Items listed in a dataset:

****

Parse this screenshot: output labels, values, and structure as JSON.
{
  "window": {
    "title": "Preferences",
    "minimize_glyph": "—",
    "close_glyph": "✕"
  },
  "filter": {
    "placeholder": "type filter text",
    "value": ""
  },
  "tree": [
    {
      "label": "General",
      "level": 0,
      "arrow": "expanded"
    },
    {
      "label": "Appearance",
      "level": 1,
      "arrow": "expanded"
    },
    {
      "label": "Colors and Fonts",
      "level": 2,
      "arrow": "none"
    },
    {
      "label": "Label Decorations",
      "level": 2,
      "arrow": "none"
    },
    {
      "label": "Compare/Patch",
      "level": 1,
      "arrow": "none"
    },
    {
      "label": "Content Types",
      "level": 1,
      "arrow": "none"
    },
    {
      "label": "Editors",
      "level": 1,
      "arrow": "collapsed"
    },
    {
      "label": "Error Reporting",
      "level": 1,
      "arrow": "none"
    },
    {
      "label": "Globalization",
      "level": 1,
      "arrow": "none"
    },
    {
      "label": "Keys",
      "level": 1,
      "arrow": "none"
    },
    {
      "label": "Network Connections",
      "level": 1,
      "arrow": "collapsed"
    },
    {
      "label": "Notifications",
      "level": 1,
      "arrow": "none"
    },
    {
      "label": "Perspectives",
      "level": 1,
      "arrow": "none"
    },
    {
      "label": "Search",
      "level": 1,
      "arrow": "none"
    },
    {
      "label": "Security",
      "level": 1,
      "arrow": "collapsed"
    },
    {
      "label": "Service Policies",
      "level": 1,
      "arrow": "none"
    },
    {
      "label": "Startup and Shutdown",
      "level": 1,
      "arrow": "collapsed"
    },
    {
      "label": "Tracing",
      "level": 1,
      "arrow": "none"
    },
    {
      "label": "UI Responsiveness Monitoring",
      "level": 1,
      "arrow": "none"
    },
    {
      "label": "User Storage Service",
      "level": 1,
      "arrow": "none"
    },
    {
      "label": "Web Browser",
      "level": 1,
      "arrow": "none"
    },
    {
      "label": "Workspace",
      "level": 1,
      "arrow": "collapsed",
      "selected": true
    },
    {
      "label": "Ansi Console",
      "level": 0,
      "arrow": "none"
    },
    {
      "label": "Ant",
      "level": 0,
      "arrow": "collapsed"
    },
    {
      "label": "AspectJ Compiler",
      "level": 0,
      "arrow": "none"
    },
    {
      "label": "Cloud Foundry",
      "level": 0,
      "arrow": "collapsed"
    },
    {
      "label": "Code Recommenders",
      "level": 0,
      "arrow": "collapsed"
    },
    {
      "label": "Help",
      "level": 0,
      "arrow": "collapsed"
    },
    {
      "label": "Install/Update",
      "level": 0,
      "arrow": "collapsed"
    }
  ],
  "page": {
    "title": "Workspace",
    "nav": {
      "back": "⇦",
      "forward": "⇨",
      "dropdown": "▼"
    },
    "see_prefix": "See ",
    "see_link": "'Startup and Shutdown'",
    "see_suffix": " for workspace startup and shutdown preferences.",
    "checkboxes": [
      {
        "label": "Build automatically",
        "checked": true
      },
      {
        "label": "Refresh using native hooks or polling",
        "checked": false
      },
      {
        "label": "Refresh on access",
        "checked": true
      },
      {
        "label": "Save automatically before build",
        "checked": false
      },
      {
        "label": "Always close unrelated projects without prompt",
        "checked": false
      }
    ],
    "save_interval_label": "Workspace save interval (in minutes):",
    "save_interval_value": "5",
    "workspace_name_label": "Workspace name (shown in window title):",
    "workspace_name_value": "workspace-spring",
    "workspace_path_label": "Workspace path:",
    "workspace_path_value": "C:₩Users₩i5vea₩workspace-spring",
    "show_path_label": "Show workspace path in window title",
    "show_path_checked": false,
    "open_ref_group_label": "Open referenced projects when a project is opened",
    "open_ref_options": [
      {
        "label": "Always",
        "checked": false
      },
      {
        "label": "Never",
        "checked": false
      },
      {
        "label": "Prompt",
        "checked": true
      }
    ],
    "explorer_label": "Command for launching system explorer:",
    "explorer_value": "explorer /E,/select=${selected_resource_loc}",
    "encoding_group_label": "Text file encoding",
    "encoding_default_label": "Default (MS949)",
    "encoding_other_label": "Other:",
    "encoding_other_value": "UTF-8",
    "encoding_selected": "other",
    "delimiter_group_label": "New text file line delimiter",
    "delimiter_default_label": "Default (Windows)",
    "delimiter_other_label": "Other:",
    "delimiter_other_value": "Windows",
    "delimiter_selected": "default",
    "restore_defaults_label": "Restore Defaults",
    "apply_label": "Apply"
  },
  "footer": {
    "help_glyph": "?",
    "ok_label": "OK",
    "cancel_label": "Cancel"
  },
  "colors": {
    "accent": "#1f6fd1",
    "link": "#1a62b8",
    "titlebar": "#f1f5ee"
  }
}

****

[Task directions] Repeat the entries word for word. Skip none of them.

[Task response]
Parse this screenshot: output labels, values, and structure as JSON.
{
  "window": {
    "title": "Preferences",
    "minimize_glyph": "—",
    "close_glyph": "✕"
  },
  "filter": {
    "placeholder": "type filter text",
    "value": ""
  },
  "tree": [
    {
      "label": "General",
      "level": 0,
      "arrow": "expanded"
    },
    {
      "label": "Appearance",
      "level": 1,
      "arrow": "expanded"
    },
    {
      "label": "Colors and Fonts",
      "level": 2,
      "arrow": "none"
    },
    {
      "label": "Label Decorations",
      "level": 2,
      "arrow": "none"
    },
    {
      "label": "Compare/Patch",
      "level": 1,
      "arrow": "none"
    },
    {
      "label": "Content Types",
      "level": 1,
      "arrow": "none"
    },
    {
      "label": "Editors",
      "level": 1,
      "arrow": "collapsed"
    },
    {
      "label": "Error Reporting",
      "level": 1,
      "arrow": "none"
    },
    {
      "label": "Globalization",
      "level": 1,
      "arrow": "none"
    },
    {
      "label": "Keys",
      "level": 1,
      "arrow": "none"
    },
    {
      "label": "Network Connections",
      "level": 1,
      "arrow": "collapsed"
    },
    {
      "label": "Notifications",
      "level": 1,
      "arrow": "none"
    },
    {
      "label": "Perspectives",
      "level": 1,
      "arrow": "none"
    },
    {
      "label": "Search",
      "level": 1,
      "arrow": "none"
    },
    {
      "label": "Security",
      "level": 1,
      "arrow": "collapsed"
    },
    {
      "label": "Service Policies",
      "level": 1,
      "arrow": "none"
    },
    {
      "label": "Startup and Shutdown",
      "level": 1,
      "arrow": "collapsed"
    },
    {
      "label": "Tracing",
      "level": 1,
      "arrow": "none"
    },
    {
      "label": "UI Responsiveness Monitoring",
      "level": 1,
      "arrow": "none"
    },
    {
      "label": "User Storage Service",
      "level": 1,
      "arrow": "none"
    },
    {
      "label": "Web Browser",
      "level": 1,
      "arrow": "none"
    },
    {
      "label": "Workspace",
      "level": 1,
      "arrow": "collapsed",
      "selected": true
    },
    {
      "label": "Ansi Console",
      "level": 0,
      "arrow": "none"
    },
    {
      "label": "Ant",
      "level": 0,
      "arrow": "collapsed"
    },
    {
      "label": "AspectJ Compiler",
      "level": 0,
      "arrow": "none"
    },
    {
      "label": "Cloud Foundry",
      "level": 0,
      "arrow": "collapsed"
    },
    {
      "label": "Code Recommenders",
      "level": 0,
      "arrow": "collapsed"
    },
    {
      "label": "Help",
      "level": 0,
      "arrow": "collapsed"
    },
    {
      "label": "Install/Update",
      "level": 0,
      "arrow": "collapsed"
    }
  ],
  "page": {
    "title": "Workspace",
    "nav": {
      "back": "⇦",
      "forward": "⇨",
      "dropdown": "▼"
    },
    "see_prefix": "See ",
    "see_link": "'Startup and Shutdown'",
    "see_suffix": " for workspace startup and shutdown preferences.",
    "checkboxes": [
      {
        "label": "Build automatically",
        "checked": true
      },
      {
        "label": "Refresh using native hooks or polling",
        "checked": false
      },
      {
        "label": "Refresh on access",
        "checked": true
      },
      {
        "label": "Save automatically before build",
        "checked": false
      },
      {
        "label": "Always close unrelated projects without prompt",
        "checked": false
      }
    ],
    "save_interval_label": "Workspace save interval (in minutes):",
    "save_interval_value": "5",
    "workspace_name_label": "Workspace name (shown in window title):",
    "workspace_name_value": "workspace-spring",
    "workspace_path_label": "Workspace path:",
    "workspace_path_value": "C:₩Users₩i5vea₩workspace-spring",
    "show_path_label": "Show workspace path in window title",
    "show_path_checked": false,
    "open_ref_group_label": "Open referenced projects when a project is opened",
    "open_ref_options": [
      {
        "label": "Always",
        "checked": false
      },
      {
        "label": "Never",
        "checked": false
      },
      {
        "label": "Prompt",
        "checked": true
      }
    ],
    "explorer_label": "Command for launching system explorer:",
    "explorer_value": "explorer /E,/select=${selected_resource_loc}",
    "encoding_group_label": "Text file encoding",
    "encoding_default_label": "Default (MS949)",
    "encoding_other_label": "Other:",
    "encoding_other_value": "UTF-8",
    "encoding_selected": "other",
    "delimiter_group_label": "New text file line delimiter",
    "delimiter_default_label": "Default (Windows)",
    "delimiter_other_label": "Other:",
    "delimiter_other_value": "Windows",
    "delimiter_selected": "default",
    "restore_defaults_label": "Restore Defaults",
    "apply_label": "Apply"
  },
  "footer": {
    "help_glyph": "?",
    "ok_label": "OK",
    "cancel_label": "Cancel"
  },
  "colors": {
    "accent": "#1f6fd1",
    "link": "#1a62b8",
    "titlebar": "#f1f5ee"
  }
}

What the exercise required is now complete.